Big, boozy, and warm, the tripel is a traditional Belgian beer originally created by monks of the Trappist order at the Westmalle Monastery. The term “tripel” comes from part of the brewing process, where brewers use up to three times the amount of malt found in a standard Trappist table beer. Freehold’s take on the style is crisp and wonderfully balanced for a style that usually shifts toward the grainy-sweet end of the flavour spectrum and their addition of fresh rhubarb helps to add a woodsy, fresh note; like something straight from Grandma’s garden.

The Dunkel - Zero Issue Brewing Cloak Dark Lager $17.50

Dunkel is the German term for a dark lager - not to be confused with a schwarzbier, which literally means “black beer”. Dark lagers are light in body, crisp and easy drinking, but with the addition of darkly roasted malts that provide those familiar toasty flavours. Zero Issue’s dark lager is a great example of the style - not overly hop-forward, but balanced and refreshing, with just the right amount of colour and roast. Think of it as the perfect option for your Sunday night pot roast pairing.

The Extra Special Bitter - Driftwood Brewing Naughty Hildegard $17.25

The extra special bitter, or ESB, is a style that has been making a comeback in recent years, likely due to the ever-rising popularity of it’s descendant: the India Pale Ale. British bitters are said to be the grandfather of the IPA, and the Extra Special Bitters the finest examples of them.  Driftwood presents an inherently crushable version of the style, while simultaneously paying homage to Mother Hildegard, the German Benedictine abbess credited for her work with hops plants.

The Fruit Beer - De Ranke Kriek $20

The addition of fruit in beer goes way, way back in brewing’s long history; back to when gruit - beer made using the addition of fruits, spices and herbs for flavour - was the name of the game.  And we all know how well fruit and grain go together - just think of any breakfast loaf or non-chocolate based dessert.
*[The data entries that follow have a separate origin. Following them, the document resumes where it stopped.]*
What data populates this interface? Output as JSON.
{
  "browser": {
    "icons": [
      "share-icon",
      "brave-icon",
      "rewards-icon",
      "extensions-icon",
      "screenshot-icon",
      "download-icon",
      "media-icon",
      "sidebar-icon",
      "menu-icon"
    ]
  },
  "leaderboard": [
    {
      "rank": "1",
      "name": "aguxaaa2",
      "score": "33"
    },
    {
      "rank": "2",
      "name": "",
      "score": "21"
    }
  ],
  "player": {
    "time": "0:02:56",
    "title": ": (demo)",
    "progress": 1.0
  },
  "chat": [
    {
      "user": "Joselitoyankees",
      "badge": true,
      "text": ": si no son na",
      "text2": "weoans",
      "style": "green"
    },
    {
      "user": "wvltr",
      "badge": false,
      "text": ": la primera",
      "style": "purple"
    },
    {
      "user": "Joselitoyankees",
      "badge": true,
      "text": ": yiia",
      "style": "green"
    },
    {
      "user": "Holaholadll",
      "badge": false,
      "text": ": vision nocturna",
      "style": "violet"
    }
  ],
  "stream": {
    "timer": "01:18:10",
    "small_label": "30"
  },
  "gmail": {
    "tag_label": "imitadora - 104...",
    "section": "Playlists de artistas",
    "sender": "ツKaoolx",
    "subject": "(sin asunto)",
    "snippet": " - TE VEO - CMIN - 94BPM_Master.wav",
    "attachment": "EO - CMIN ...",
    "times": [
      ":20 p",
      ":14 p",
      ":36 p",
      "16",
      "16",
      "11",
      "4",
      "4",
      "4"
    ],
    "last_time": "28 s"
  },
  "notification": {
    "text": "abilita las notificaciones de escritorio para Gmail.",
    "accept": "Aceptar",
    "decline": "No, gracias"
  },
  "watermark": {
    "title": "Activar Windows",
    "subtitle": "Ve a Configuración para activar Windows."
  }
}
So it’s no surprise that fruited beers have lasted the test of time. De Ranke’s Kriekenbier, a sour ale brewed with Kriek cherries, is bright and tart, but intensely fruity.  Which is likely due to the 25 kilos of cherries used for every hectolitre of beer brewed.